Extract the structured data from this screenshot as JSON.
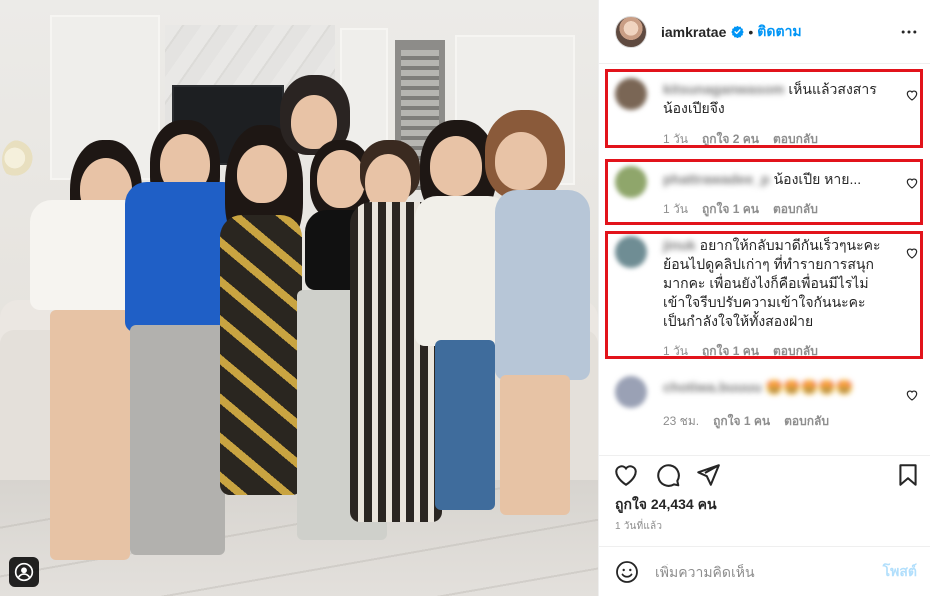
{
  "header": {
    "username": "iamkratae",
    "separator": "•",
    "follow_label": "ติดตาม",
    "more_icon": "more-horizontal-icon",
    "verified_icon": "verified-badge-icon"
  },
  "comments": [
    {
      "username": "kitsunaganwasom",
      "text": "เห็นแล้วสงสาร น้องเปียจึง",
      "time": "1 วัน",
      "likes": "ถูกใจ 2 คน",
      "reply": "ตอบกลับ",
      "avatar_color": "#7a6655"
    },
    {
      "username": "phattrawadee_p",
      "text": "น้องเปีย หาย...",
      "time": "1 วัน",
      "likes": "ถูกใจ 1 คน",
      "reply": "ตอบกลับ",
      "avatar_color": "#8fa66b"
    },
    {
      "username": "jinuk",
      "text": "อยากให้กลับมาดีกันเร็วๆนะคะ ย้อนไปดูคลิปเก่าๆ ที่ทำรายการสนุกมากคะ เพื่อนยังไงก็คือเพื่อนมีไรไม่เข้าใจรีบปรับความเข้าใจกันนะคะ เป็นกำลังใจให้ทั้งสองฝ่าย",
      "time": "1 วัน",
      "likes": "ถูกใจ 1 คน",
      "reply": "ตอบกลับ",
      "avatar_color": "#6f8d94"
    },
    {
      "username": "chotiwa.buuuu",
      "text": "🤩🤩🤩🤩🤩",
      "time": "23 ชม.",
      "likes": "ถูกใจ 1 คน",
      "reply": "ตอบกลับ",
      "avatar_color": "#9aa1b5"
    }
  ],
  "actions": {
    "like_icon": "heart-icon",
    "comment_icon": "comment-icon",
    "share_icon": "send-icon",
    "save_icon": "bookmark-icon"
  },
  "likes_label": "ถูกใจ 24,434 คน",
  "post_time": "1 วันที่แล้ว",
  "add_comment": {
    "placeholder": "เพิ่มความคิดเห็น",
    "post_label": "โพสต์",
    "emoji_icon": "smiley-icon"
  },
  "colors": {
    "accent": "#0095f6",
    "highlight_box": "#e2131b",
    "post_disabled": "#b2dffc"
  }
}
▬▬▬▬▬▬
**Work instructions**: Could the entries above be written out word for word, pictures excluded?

**Response to this exercise**:
Extract the structured data from this screenshot as JSON.
{
  "header": {
    "username": "iamkratae",
    "separator": "•",
    "follow_label": "ติดตาม",
    "more_icon": "more-horizontal-icon",
    "verified_icon": "verified-badge-icon"
  },
  "comments": [
    {
      "username": "kitsunaganwasom",
      "text": "เห็นแล้วสงสาร น้องเปียจึง",
      "time": "1 วัน",
      "likes": "ถูกใจ 2 คน",
      "reply": "ตอบกลับ",
      "avatar_color": "#7a6655"
    },
    {
      "username": "phattrawadee_p",
      "text": "น้องเปีย หาย...",
      "time": "1 วัน",
      "likes": "ถูกใจ 1 คน",
      "reply": "ตอบกลับ",
      "avatar_color": "#8fa66b"
    },
    {
      "username": "jinuk",
      "text": "อยากให้กลับมาดีกันเร็วๆนะคะ ย้อนไปดูคลิปเก่าๆ ที่ทำรายการสนุกมากคะ เพื่อนยังไงก็คือเพื่อนมีไรไม่เข้าใจรีบปรับความเข้าใจกันนะคะ เป็นกำลังใจให้ทั้งสองฝ่าย",
      "time": "1 วัน",
      "likes": "ถูกใจ 1 คน",
      "reply": "ตอบกลับ",
      "avatar_color": "#6f8d94"
    },
    {
      "username": "chotiwa.buuuu",
      "text": "🤩🤩🤩🤩🤩",
      "time": "23 ชม.",
      "likes": "ถูกใจ 1 คน",
      "reply": "ตอบกลับ",
      "avatar_color": "#9aa1b5"
    }
  ],
  "actions": {
    "like_icon": "heart-icon",
    "comment_icon": "comment-icon",
    "share_icon": "send-icon",
    "save_icon": "bookmark-icon"
  },
  "likes_label": "ถูกใจ 24,434 คน",
  "post_time": "1 วันที่แล้ว",
  "add_comment": {
    "placeholder": "เพิ่มความคิดเห็น",
    "post_label": "โพสต์",
    "emoji_icon": "smiley-icon"
  },
  "colors": {
    "accent": "#0095f6",
    "highlight_box": "#e2131b",
    "post_disabled": "#b2dffc"
  }
}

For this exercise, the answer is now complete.